Standard CP/M files are ASM, DDT, DUMP.ASM, ED, LOAD, PIP, STAT, SUBMIT, SYSGEN ( as COPYSYS ) and XSUB; notable omissions from this list are MOVCPM and DUMP.COM. Special files include BACKUP ( under the name COPYDISK ), DEL, DISKDEF, DISKEDIT, EJECT, FILES, FORMAT, SETUP, TIME AND VCCP.

ALL the above files are covered in the 1-volume Sharp / D.R. MZ-800 PCP/M Manual ( 370pp. approx ). New features include:

DISKDEF a cursor-driven program for setting drive B: to read various CP/M disks ( MZ-800 / 80B / 3500 / 5500, 1D / 2DIBMPC )
DISKEDIT a user-friendly direct sector-editing program, which can work in file or sector mode.
FORMAT formats a disk and THEN copies over the hidden boot-up code and PCPM.SYS. To format anly, use FORMAT/N.
SETUP another cursor-driven program, for setting up various parameters in the PCP/M system. These include the name of the auto-execute file, screen colours, CP/M device assignment ( including FD drives ), floppy-disk settings ( read after write, stepping rate ), key click on / off, MSB mask, printer ( Sharp / ASCII, CR / LF ), RS-232 settings, and definable key settings ( function keys, and others ).
VCCP ( Visual CCP ) is an optional extra CCP, which can be used as the ‘auto-execute‘ file. lt shows a 2-window screen; one is a directory of the default disk; the other is a list of commands, selectable by moving the cursor.
N.B. VCCP.COM DOES NOT LIKE VT-52 SCREEN MODE !!!

Status line ( bottom ) shows FN key settings, ‘TIME‘, and SML/CAPS.

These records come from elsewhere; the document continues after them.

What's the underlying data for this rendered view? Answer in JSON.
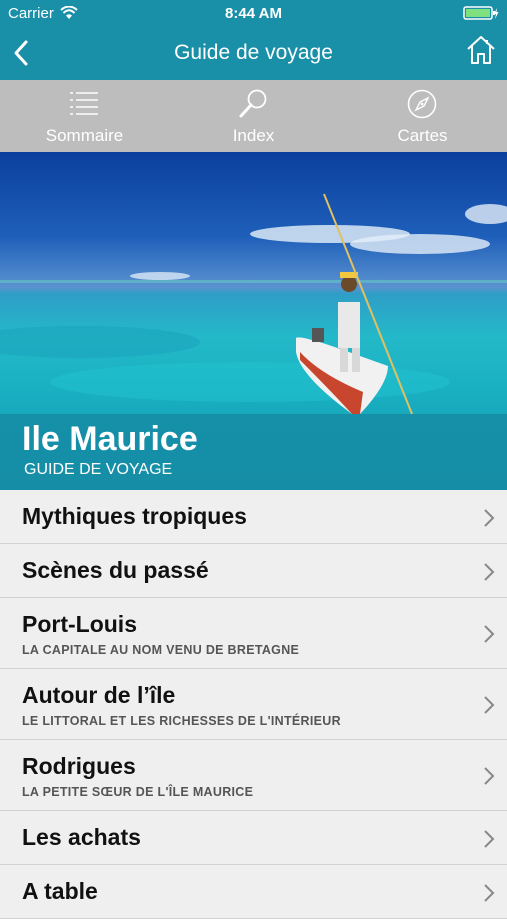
{
  "status_bar": {
    "carrier": "Carrier",
    "time": "8:44 AM"
  },
  "nav": {
    "title": "Guide de voyage"
  },
  "toolbar": {
    "items": [
      {
        "label": "Sommaire",
        "icon": "list-icon"
      },
      {
        "label": "Index",
        "icon": "magnifier-icon"
      },
      {
        "label": "Cartes",
        "icon": "compass-icon"
      }
    ]
  },
  "hero": {
    "title": "Ile Maurice",
    "subtitle": "GUIDE DE VOYAGE"
  },
  "sections": [
    {
      "title": "Mythiques tropiques",
      "subtitle": ""
    },
    {
      "title": "Scènes du passé",
      "subtitle": ""
    },
    {
      "title": "Port-Louis",
      "subtitle": "LA CAPITALE AU NOM VENU DE BRETAGNE"
    },
    {
      "title": "Autour de l’île",
      "subtitle": "LE LITTORAL ET LES RICHESSES DE L'INTÉRIEUR"
    },
    {
      "title": "Rodrigues",
      "subtitle": "LA PETITE SŒUR DE L'ÎLE MAURICE"
    },
    {
      "title": "Les achats",
      "subtitle": ""
    },
    {
      "title": "A table",
      "subtitle": ""
    }
  ],
  "colors": {
    "accent": "#1a8fa8",
    "toolbar": "#bdbdbd",
    "list_bg": "#efefef"
  }
}
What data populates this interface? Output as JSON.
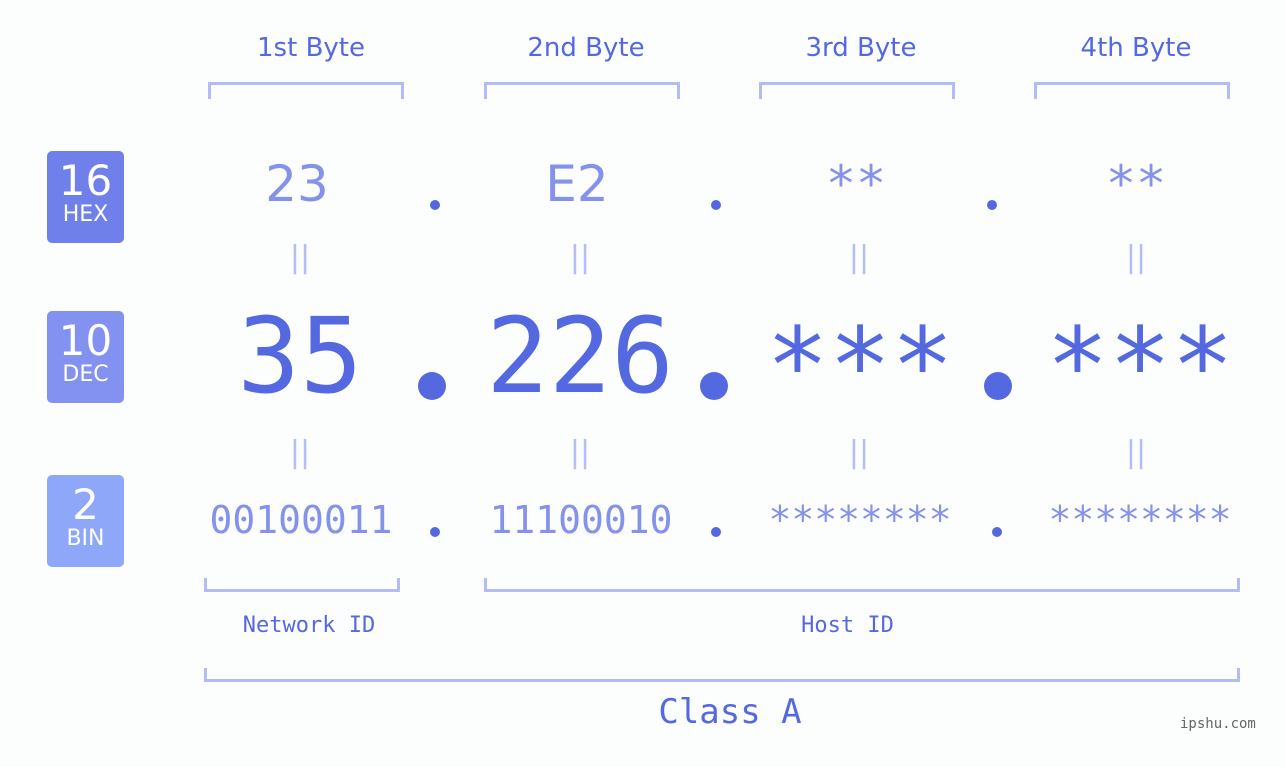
{
  "bytes": [
    {
      "label": "1st Byte",
      "hex": "23",
      "dec": "35",
      "bin": "00100011"
    },
    {
      "label": "2nd Byte",
      "hex": "E2",
      "dec": "226",
      "bin": "11100010"
    },
    {
      "label": "3rd Byte",
      "hex": "**",
      "dec": "***",
      "bin": "********"
    },
    {
      "label": "4th Byte",
      "hex": "**",
      "dec": "***",
      "bin": "********"
    }
  ],
  "badges": {
    "hex": {
      "num": "16",
      "label": "HEX",
      "color": "#7080ea"
    },
    "dec": {
      "num": "10",
      "label": "DEC",
      "color": "#8392f0"
    },
    "bin": {
      "num": "2",
      "label": "BIN",
      "color": "#8ea7f8"
    }
  },
  "equals_symbol": "||",
  "network_id_label": "Network ID",
  "host_id_label": "Host ID",
  "class_label": "Class A",
  "watermark": "ipshu.com"
}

All in all, MZ-800 PCP/M, in combination with the MZ-800 itself, with its built-in 80-column screen option and switchable printer protocol, makes a nice system ( pity Sharp didn‘t put these things on earlier MZ- machines ! ). And now, thanks to Robin Hill and John Edwards, an MZ-700 version of PCP/M ( Version 2 ) is now available, in 40 and 80-column versions ( details elsewhere in this issue ).

The above should help you sort out CP/M, and its documentation, on any Sharp machine you may acquire. lt is worth the effort, as CP/M offers a wide range of applications software which is quite good even by today‘s high standards e.g. WORDSTAR 3, SUPERCALC 2, DBASE 2.4 and, dare I say it‚ PEACHTEXT on all the above machines. And expert programmers can use DISX, DISCMOD and ZENASM. So go out and enjoy CP/M – but remember, if you have an MZ-80K, an MZ-80A or an MZ-700, it must be modified for 80 columns. No problem on the MZ-80A or MZ-700, but tricky on the MZ-80K ( talk to John Edwards ).